Glenn said the new Emergency and Special Services — or ESS — building would add about 50,000 square feet of usable space, replacing buildings that add up to about 30,000 square feet now used mostly for storage and maintenance.
The additional building would contain an orthopedic clinic, diagnostic imaging, oncology, medical short stay, labs, cardiology, sleep medicine and central registration.
A renovated emergency room would stay in the same location but be expanded into the new building.
Glenn said the planning process began in fall 2011 and is now focused on two aspects: the loan application and conducting a series of meetings to present the proposal to the public.

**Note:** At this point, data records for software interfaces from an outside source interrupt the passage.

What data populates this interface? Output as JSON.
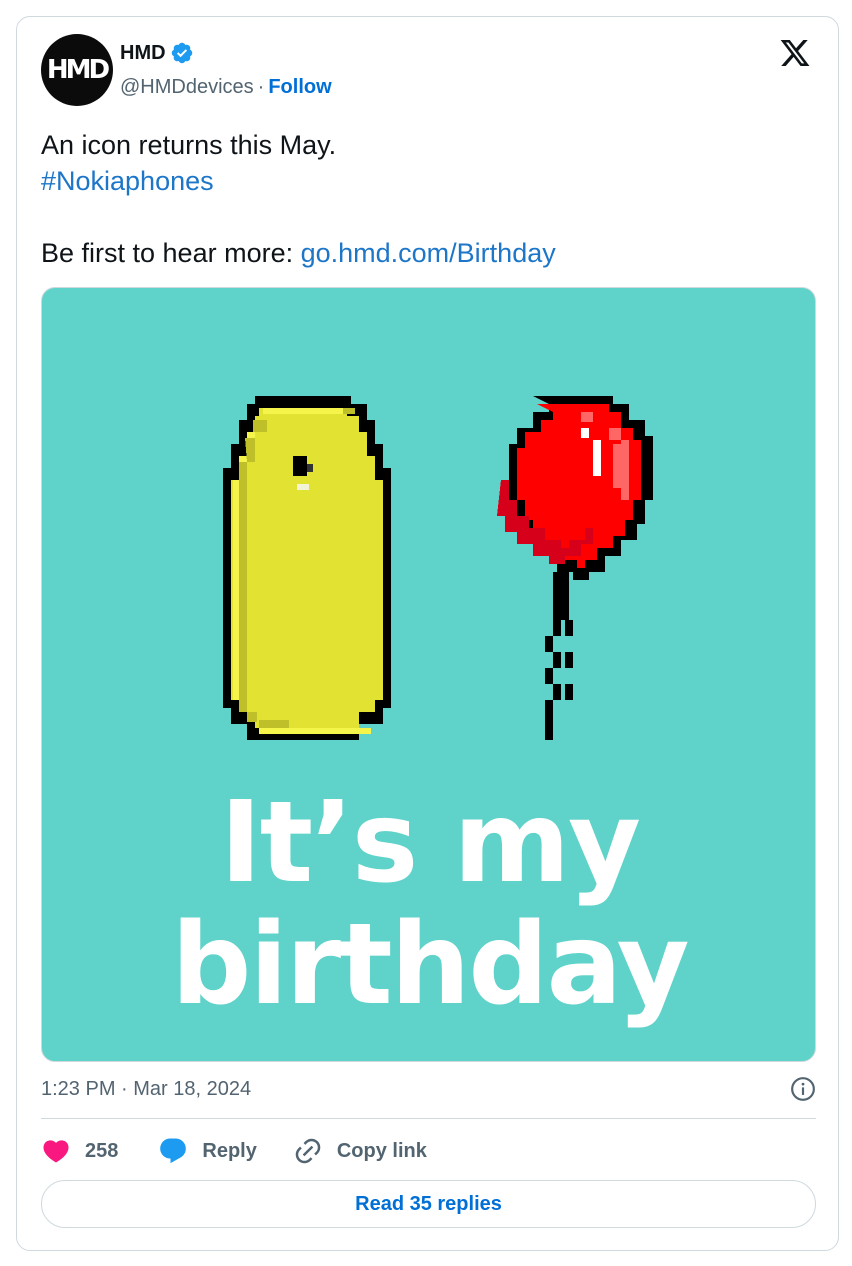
{
  "author": {
    "avatar_text": "HMD",
    "display_name": "HMD",
    "handle": "@HMDdevices",
    "separator": "·",
    "follow_label": "Follow"
  },
  "tweet": {
    "line1": "An icon returns this May.",
    "hashtag": "#Nokiaphones",
    "line3_prefix": "Be first to hear more: ",
    "link": "go.hmd.com/Birthday"
  },
  "media": {
    "headline_line1": "It’s my",
    "headline_line2": "birthday",
    "background_color": "#5fd2ca",
    "phone_color": "#e2e232",
    "balloon_color": "#ff0000"
  },
  "meta": {
    "timestamp": "1:23 PM · Mar 18, 2024"
  },
  "actions": {
    "like_count": "258",
    "reply_label": "Reply",
    "copy_link_label": "Copy link"
  },
  "read_replies_label": "Read 35 replies",
  "colors": {
    "link": "#1d76c8",
    "like": "#f91880",
    "reply": "#1d9bf0",
    "muted": "#536471"
  }
}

The community forums are scheduled for May 15 at the hospital auditorium, June 27 at the Northwest Maritime Center, July 10 at the Bay Club in Port Ludlow, Aug. 5 at the Quilcene Community Center and Aug. 28 at the Chimacum Community Center.
Glenn said board members will attend the meetings, all of which will be scheduled from 5 p.m. to 7:30 p.m.
The results of the loan application will be available in mid-August.
A presentation to the commissioners about the entire process is planned for Sept. 4, with a staff recommendation as to whether to proceed.
If it were approved, then the design process would begin. Glenn expects that phase would be completed by July 2014.
Construction would take about 18 months, Glenn said.
Glenn said the hospital is in a good financial position for building the addition.
“We are in a good place, and this will pay for itself through our operations,” he said.
“Our reserves have increased from $7.3 million in 2010 to almost $17 million today, and our total assets have increased from $29 million to $46 million over the same period, so we can afford this.”
Jefferson County Editor Charlie Bermant can be reached at 360-385-2335 or at email@example.com.